It’s been another exciting week here at Fandor, and we’ve got a lot of great things to share with you as it draws to a close. Here’s the latest and greatest, our weekly dispatch from Planet Fandor to all of you film lovers out there in the universe:
With the 69th annual Cannes Film Festival just around the corner, we’ve all been craving movies with an international perspective. From emerging global incubators to established cinematic hotspots, we’re excited to share our Alternative Guide to World Cinema! This gorgeous online publication matches films to locations and points in history, and will take you all over the planet (and back in time) in just thirty films.
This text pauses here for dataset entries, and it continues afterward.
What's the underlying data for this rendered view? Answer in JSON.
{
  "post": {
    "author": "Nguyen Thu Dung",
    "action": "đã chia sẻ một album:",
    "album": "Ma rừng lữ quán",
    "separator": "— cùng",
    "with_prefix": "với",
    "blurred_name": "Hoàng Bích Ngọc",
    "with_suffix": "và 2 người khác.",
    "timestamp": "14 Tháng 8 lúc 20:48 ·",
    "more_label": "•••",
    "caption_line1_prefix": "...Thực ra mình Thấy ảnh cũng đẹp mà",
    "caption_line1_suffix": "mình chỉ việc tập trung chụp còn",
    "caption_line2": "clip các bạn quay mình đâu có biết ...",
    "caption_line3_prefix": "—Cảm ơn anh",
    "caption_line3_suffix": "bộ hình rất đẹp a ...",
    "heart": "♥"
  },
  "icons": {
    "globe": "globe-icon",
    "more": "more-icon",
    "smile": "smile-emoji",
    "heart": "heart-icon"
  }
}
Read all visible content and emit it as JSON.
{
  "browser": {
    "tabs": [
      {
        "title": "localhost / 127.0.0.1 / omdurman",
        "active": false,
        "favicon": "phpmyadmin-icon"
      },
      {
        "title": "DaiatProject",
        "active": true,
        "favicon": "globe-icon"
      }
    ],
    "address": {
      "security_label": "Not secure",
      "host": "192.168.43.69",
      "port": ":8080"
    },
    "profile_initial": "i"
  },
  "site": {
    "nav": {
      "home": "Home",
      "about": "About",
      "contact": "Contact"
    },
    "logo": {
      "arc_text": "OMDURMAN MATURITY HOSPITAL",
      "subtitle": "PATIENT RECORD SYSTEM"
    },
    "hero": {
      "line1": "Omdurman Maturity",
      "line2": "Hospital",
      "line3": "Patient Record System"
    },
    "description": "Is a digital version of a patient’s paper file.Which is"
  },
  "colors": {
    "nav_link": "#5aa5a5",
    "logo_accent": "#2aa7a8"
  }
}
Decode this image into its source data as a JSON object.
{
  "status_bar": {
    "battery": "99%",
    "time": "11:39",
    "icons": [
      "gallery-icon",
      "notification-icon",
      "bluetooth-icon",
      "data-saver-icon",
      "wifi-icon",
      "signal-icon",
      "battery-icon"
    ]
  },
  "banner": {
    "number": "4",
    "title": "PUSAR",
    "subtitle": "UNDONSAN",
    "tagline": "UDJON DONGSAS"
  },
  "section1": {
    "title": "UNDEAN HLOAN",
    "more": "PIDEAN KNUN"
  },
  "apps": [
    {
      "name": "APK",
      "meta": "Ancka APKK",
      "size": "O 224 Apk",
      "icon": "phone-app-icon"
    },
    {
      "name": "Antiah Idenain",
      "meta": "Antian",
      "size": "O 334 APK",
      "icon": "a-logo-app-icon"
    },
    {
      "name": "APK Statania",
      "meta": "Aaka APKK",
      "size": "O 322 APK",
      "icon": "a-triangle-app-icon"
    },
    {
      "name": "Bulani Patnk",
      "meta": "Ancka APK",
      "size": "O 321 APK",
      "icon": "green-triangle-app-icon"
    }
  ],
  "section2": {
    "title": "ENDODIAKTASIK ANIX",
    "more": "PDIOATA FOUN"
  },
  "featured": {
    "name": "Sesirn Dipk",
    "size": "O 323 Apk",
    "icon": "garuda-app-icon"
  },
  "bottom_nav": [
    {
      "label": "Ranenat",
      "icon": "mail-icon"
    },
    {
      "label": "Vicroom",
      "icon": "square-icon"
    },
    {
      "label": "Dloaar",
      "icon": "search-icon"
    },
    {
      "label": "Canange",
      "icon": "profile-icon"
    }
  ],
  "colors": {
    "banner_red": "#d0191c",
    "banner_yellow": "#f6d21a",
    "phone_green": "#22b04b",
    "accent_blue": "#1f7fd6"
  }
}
We’ve also got a brand new FIXshort in the works, by way of FIX filmmaker Joey Izzo (director of the darkly, dryly funny shorts Stepsister and Chuck’s Chicken). We are helping Izzo raise the funds for his next project, about a down-on-his luck dad who sees opportunity in proclaiming victimhood. I Was There Too is, in Izzo’s own words, “like Uncle Buck meets Caché.” Uh, sold. Check out Izzo’s Kickstarter campaign, because contributors get free months of Fandor.
And those free months will soon be available even more widely! As Variety reported this week, Fandor will be offered on the streaming platform Xumo! We’re thrilled to bring our fantastic films to Xumo’s collection of premium channels, and with content from the likes of The Young Turks, Saveur and The A.V. Club, we’re in very good company. Just one small step on our path towards total world domination!
Stay with us, now — we haven’t even covered our New Releases yet. We get dozens of new titles into the library each week, so we use our weekly roundups to highlight a couple of movies that may have been missed in the haul. Here are two documentaries that caught our eye:
Once they thundered in massive herds across the Great Plains, and now? A culture built on interdependence with nature has been forever changed by the American Bison’s near-extinction. Documentary feature Facing the Storm, directed by Doug Hawes-Davis, traces this cataclysm. Hawes-Davis has been making documentaries in the Great Plains region (specifically Montana, and often with his collaborator Drury Gunn Carr) since 1992. This is the latest addition to Fandor’s collection of this work, which often deals with the fraught and evolving relationship between humans and nature.
The Dirty Works are a Knoxville “psycho white-trash punk band” that have been busting the buckles of the Bible Belt since 2004. Their performances are punctuated by frontman Christopher Scum’s antics of self-harm, sometimes at the hands of brass knuckles. Did we mention that this is not a mockumentary? Rebel Scum follows the titular maniac over two years of dysfunction, drugs and real-life rock n’ roll. This rock doc has a tragic postscript: In June of 2015, Scum was involved in a fiery multi-car crash that claimed the life of his beloved wife and dog and left him with burns on over 30% of his body. The silver lining is how the music community of Knoxville has banded together to put on benefit shows to help support him through this next chapter of life.
In other Planet Fandor news, we celebrated two pretty important birthdays this week: Orson Welles‘ 101st and Audrey Hepburn‘s 87th! If you feel like marking these occasions, we recommend “Welles 101: The Enigmatic Independent”, an excellent article published over on Keyframe, as well as Gregg Biermann’s Emergent Phenomena, a short-and-sweet kaleidoscopic re-sampling of Citizen Kane. Oh, and here’s a GIF of a barely-old-enough-to-drink Hepburn, in one of her very first onscreen roles as “hotel receptionist” in One Wild Oat:
With that, we’ll leave you until next week, when we’ll hear from our favorite Fandor film blogger Colin Healey and serve you up a fresh and heaping serving of brand new cinema. Until then, happy watching!